 The term of art in the patent world is a “person of ordinary skill in the art” of the invention. The person of ordinary skill in the art is a hypothetical person who is presumed to have known the relevant art at the time of the invention. Factors that may be considered in determining the level of ordinary skill in the art may include: (1) “type of problems encountered in the art;” (2) “prior art solutions to those problems;” (3) “rapidity with which innovations are made;” (4) “sophistication of the technology; and” (5) “educational level of active workers in the field.” In re GPAC,57 F.3d 1573, 1579, 35 USPQ2d 1116, 1121 (Fed. Cir. 1995). “In a given case, every factor may not be present, and one or more factors may predominate.” Id. See also Custom Accessories, Inc. v. Jeffrey-Allan Indust., Inc., 807 F.2d 955, 962, 1 USPQ2d 1196, 1201 (Fed. Cir. 1986); Environmental Designs, Ltd. v. Union Oil Co., 713 F.2d 693, 696, 218 USPQ 865, 868 (Fed. Cir. 1983).
 This “without undue experimentation” requirement is referred to as enabling the invention. See https://www.uspto.gov/web/offices/pac/mpep/s2164.html
 See http://www.iusmentis.com/patents/crashcourse/whatis/ (“Also, when the patent is published with all the details of the invention, other people learned of the existence of this invention. They might then be inspired to think up enhancements or alternatives to the patented invention. This is particularly true when the inventor refuses to license his invention, or when the licensing fee is too high. Third parties could then develop alternative technologies to work around the patent. Presumably they would then patent these alternatives. And then society benefits by having two inventions rather than one.”)

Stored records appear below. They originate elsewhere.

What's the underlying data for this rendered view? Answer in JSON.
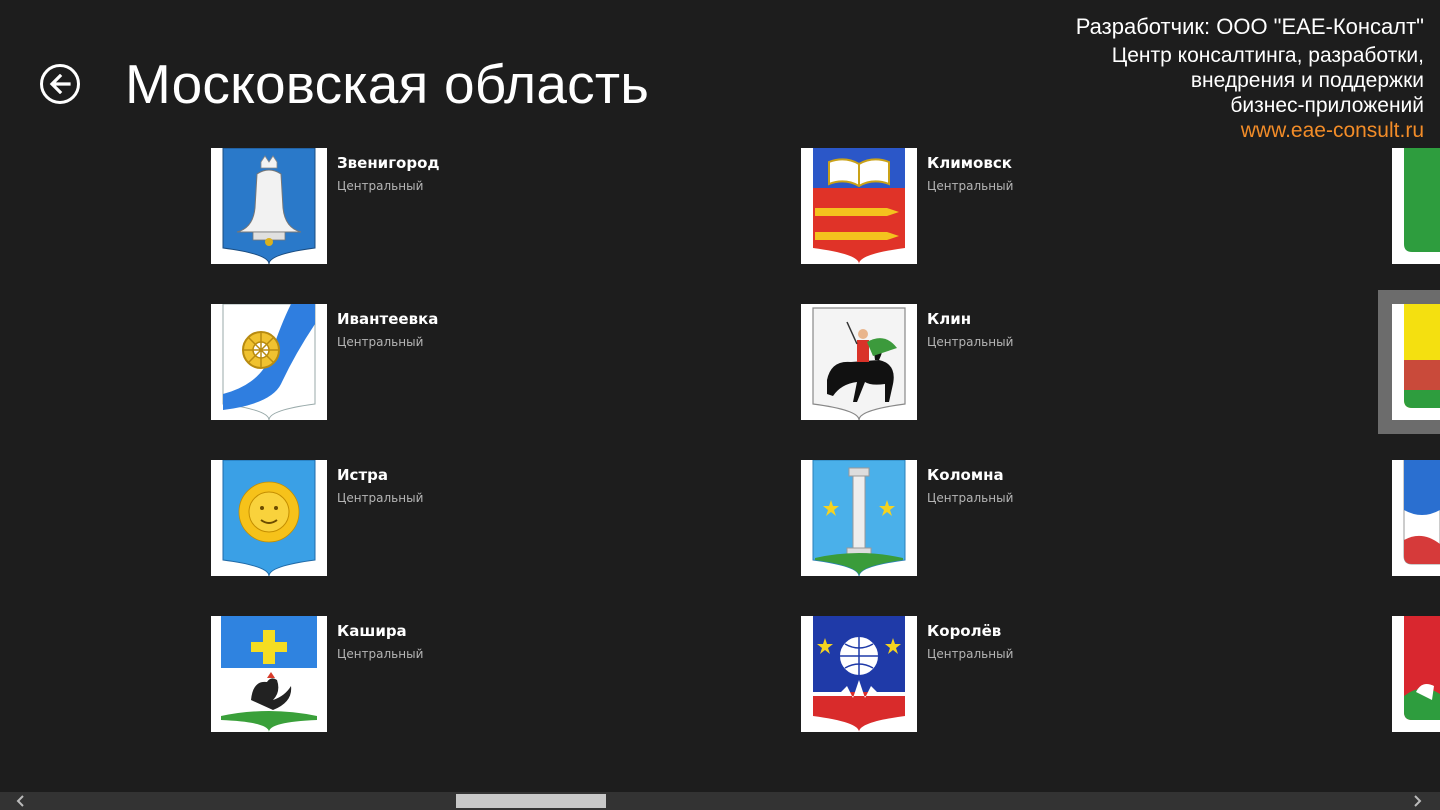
{
  "header": {
    "title": "Московская область"
  },
  "developer": {
    "line1": "Разработчик: ООО \"ЕАЕ-Консалт\"",
    "line2": "Центр консалтинга, разработки,",
    "line3": "внедрения и поддержки",
    "line4": "бизнес-приложений",
    "website": "www.eae-consult.ru"
  },
  "cities": [
    {
      "name": "Звенигород",
      "region": "Центральный",
      "icon": "zvenigorod-coat-of-arms-icon"
    },
    {
      "name": "Ивантеевка",
      "region": "Центральный",
      "icon": "ivanteevka-coat-of-arms-icon"
    },
    {
      "name": "Истра",
      "region": "Центральный",
      "icon": "istra-coat-of-arms-icon"
    },
    {
      "name": "Кашира",
      "region": "Центральный",
      "icon": "kashira-coat-of-arms-icon"
    },
    {
      "name": "Климовск",
      "region": "Центральный",
      "icon": "klimovsk-coat-of-arms-icon"
    },
    {
      "name": "Клин",
      "region": "Центральный",
      "icon": "klin-coat-of-arms-icon"
    },
    {
      "name": "Коломна",
      "region": "Центральный",
      "icon": "kolomna-coat-of-arms-icon"
    },
    {
      "name": "Королёв",
      "region": "Центральный",
      "icon": "korolev-coat-of-arms-icon"
    }
  ],
  "colors": {
    "background": "#1d1d1d",
    "link": "#f28c28",
    "subtext": "#b5b5b5",
    "selection": "#6c6c6c"
  },
  "scrollbar": {
    "thumb_position": 0.32
  }
}
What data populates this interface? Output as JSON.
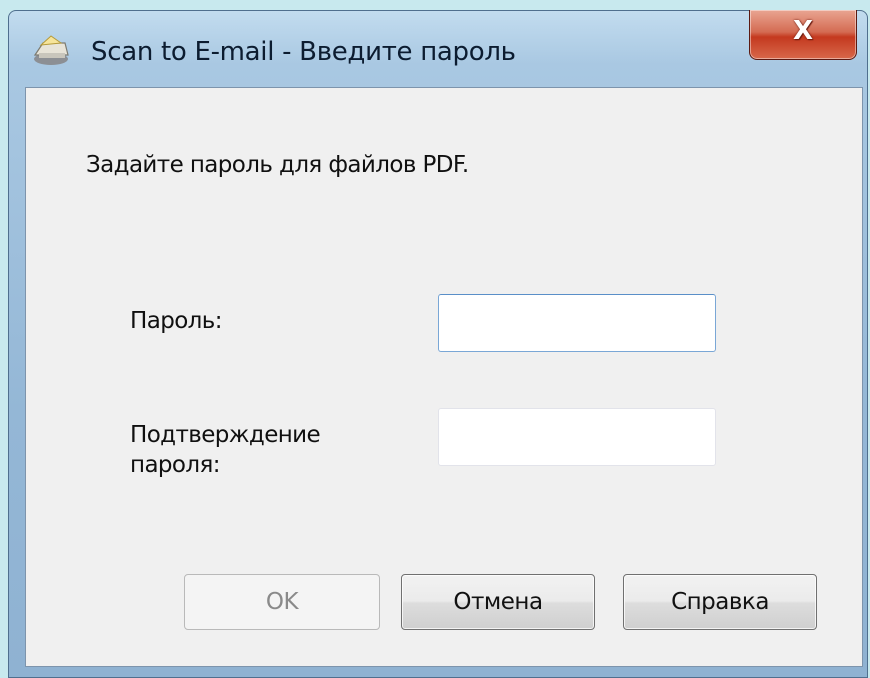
{
  "window": {
    "title": "Scan to E-mail - Введите пароль",
    "icon": "scanner-email-icon",
    "close_label": "X"
  },
  "dialog": {
    "instruction": "Задайте пароль для файлов PDF.",
    "password_label": "Пароль:",
    "password_value": "",
    "confirm_label_line1": "Подтверждение",
    "confirm_label_line2": "пароля:",
    "confirm_value": ""
  },
  "buttons": {
    "ok": "OK",
    "cancel": "Отмена",
    "help": "Справка"
  }
}
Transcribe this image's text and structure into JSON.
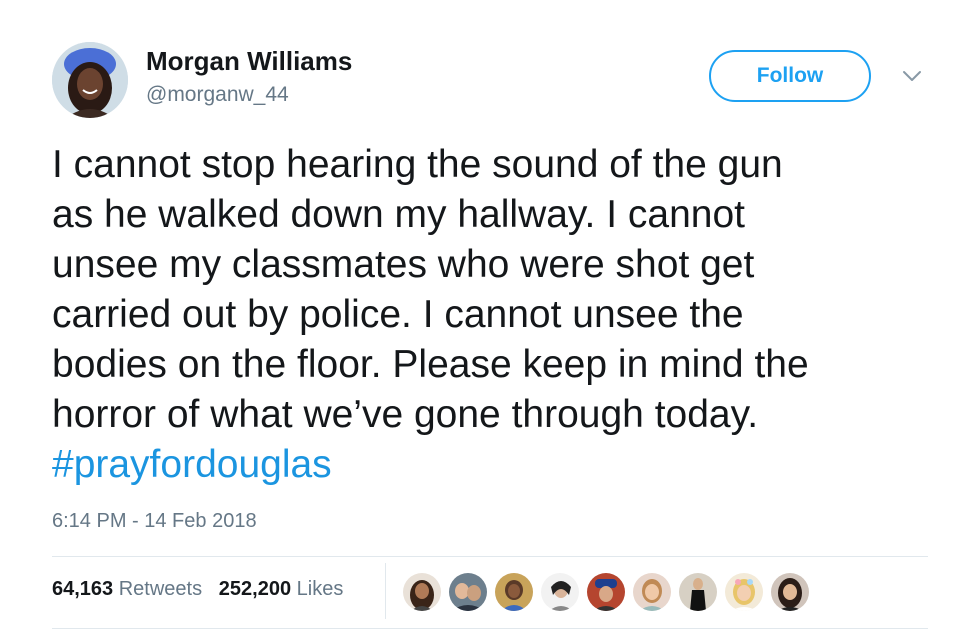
{
  "user": {
    "display_name": "Morgan Williams",
    "handle": "@morganw_44",
    "avatar_icon": "profile-photo"
  },
  "follow_label": "Follow",
  "menu_icon": "chevron-down-icon",
  "tweet": {
    "lines": [
      "I cannot stop hearing the sound of the gun",
      "as he walked down my hallway. I cannot",
      "unsee my classmates who were shot get",
      "carried out by police. I cannot unsee the",
      "bodies on the floor. Please keep in mind the",
      "horror of what we’ve gone through today."
    ],
    "hashtag": "#prayfordouglas"
  },
  "timestamp": "6:14 PM - 14 Feb 2018",
  "stats": {
    "retweets_count": "64,163",
    "retweets_label": "Retweets",
    "likes_count": "252,200",
    "likes_label": "Likes"
  },
  "colors": {
    "accent": "#1da1f2",
    "hashtag": "#1b95e0",
    "text": "#14171a",
    "muted": "#657786",
    "divider": "#e1e8ed"
  }
}
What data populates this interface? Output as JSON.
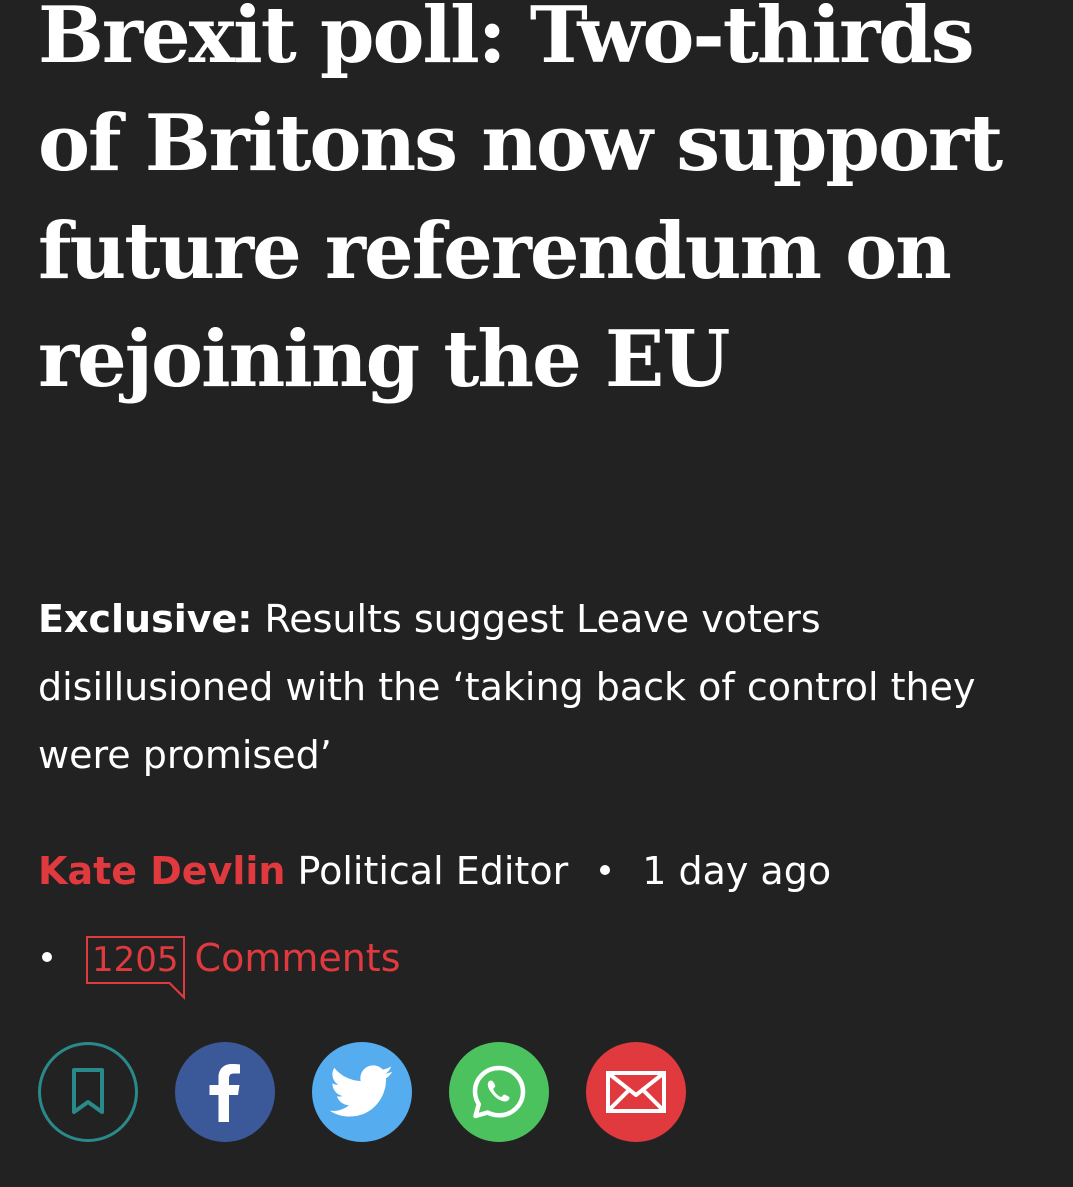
{
  "article": {
    "headline": "Brexit poll: Two-thirds of Britons now support future referendum on rejoining the EU",
    "standfirst_label": "Exclusive:",
    "standfirst_text": " Results suggest Leave voters disillusioned with the ‘taking back of control they were promised’",
    "author": "Kate Devlin",
    "author_role": " Political Editor",
    "published": "1 day ago",
    "comment_count": "1205",
    "comments_label": "Comments"
  },
  "share": {
    "buttons": [
      {
        "name": "bookmark",
        "icon": "bookmark-icon",
        "color": "#2a8a8a"
      },
      {
        "name": "facebook",
        "icon": "facebook-icon",
        "color": "#3b5998"
      },
      {
        "name": "twitter",
        "icon": "twitter-icon",
        "color": "#55acee"
      },
      {
        "name": "whatsapp",
        "icon": "whatsapp-icon",
        "color": "#4cc25f"
      },
      {
        "name": "email",
        "icon": "email-icon",
        "color": "#e0393e"
      }
    ]
  },
  "colors": {
    "background": "#222222",
    "accent": "#e0393e",
    "text": "#ffffff"
  }
}
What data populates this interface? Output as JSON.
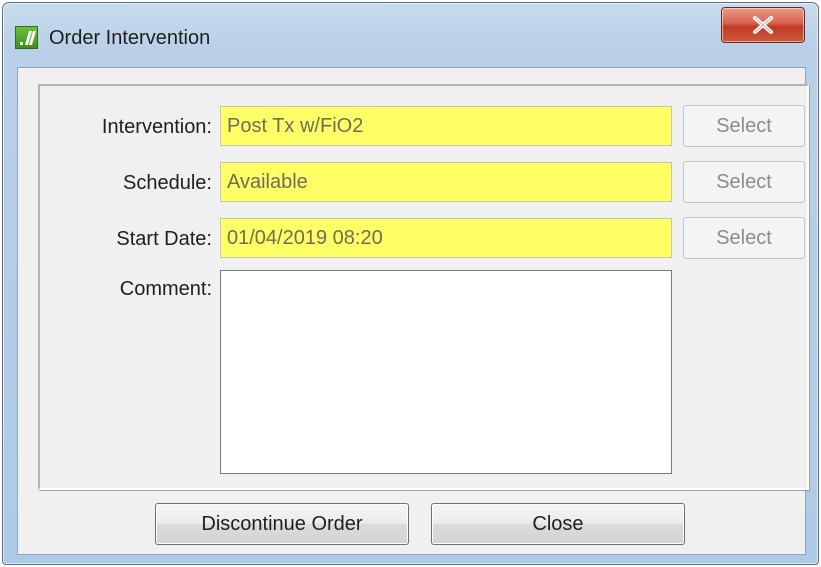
{
  "window": {
    "title": "Order Intervention",
    "app_icon": "slash-logo-icon",
    "close_icon": "close-x-icon"
  },
  "form": {
    "intervention": {
      "label": "Intervention:",
      "value": "Post Tx w/FiO2",
      "button": "Select"
    },
    "schedule": {
      "label": "Schedule:",
      "value": "Available",
      "button": "Select"
    },
    "start_date": {
      "label": "Start Date:",
      "value": "01/04/2019 08:20",
      "button": "Select"
    },
    "comment": {
      "label": "Comment:",
      "value": ""
    }
  },
  "actions": {
    "discontinue_label": "Discontinue Order",
    "close_label": "Close"
  },
  "colors": {
    "required_field_bg": "#ffff66",
    "close_button": "#c7432b",
    "window_frame": "#b9d0e8"
  }
}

 See 35 U.S.C. §282(a) (“A patent shall be presumed valid. Each claim of a patent (whether in independent, dependent, or multiple dependent form) shall be presumed valid independently of the validity of other claims; dependent or multiple dependent claims shall be presumed valid even though dependent upon an invalid claim. The burden of establishing invalidity of a patent or any claim thereof shall rest on the party asserting such invalidity.”).
 See Id.
 Nidec Motor Corp. v. Zhongshan Broad Ocean Motor Co. Matal, No. 2016-2321, 2017 WL 3597455, at *6 (Fed. Cir. Aug. 22, 2017) (“While we recognize the importance of achieving uniformity in PTO decisions, we question whether the practice of expanding panels where the PTO is dissatisfied with a panel’s earlier decision is the appropriate mechanism of achieving the desired uniformity.”).
 See http://www.ipwatchdog.com/2017/05/02/ptab-judge-former-clients-uspto-conflict-rules/id=82765/ and http://www.ipwatchdog.com/2017/05/03/ethical-bar-practitioners-higher-ptab-judges/id=82870/ and http://www.ipwatchdog.com/2017/05/07/more-conflicts-interest-surface-second-ptab-judge/id=83012/.
 See https://www.uspto.gov/learning-and-resources/ip-motion/intellectual-property-and-us-economy.
 See https://patentlyo.com/patent/2015/06/america-invents-trillion.html.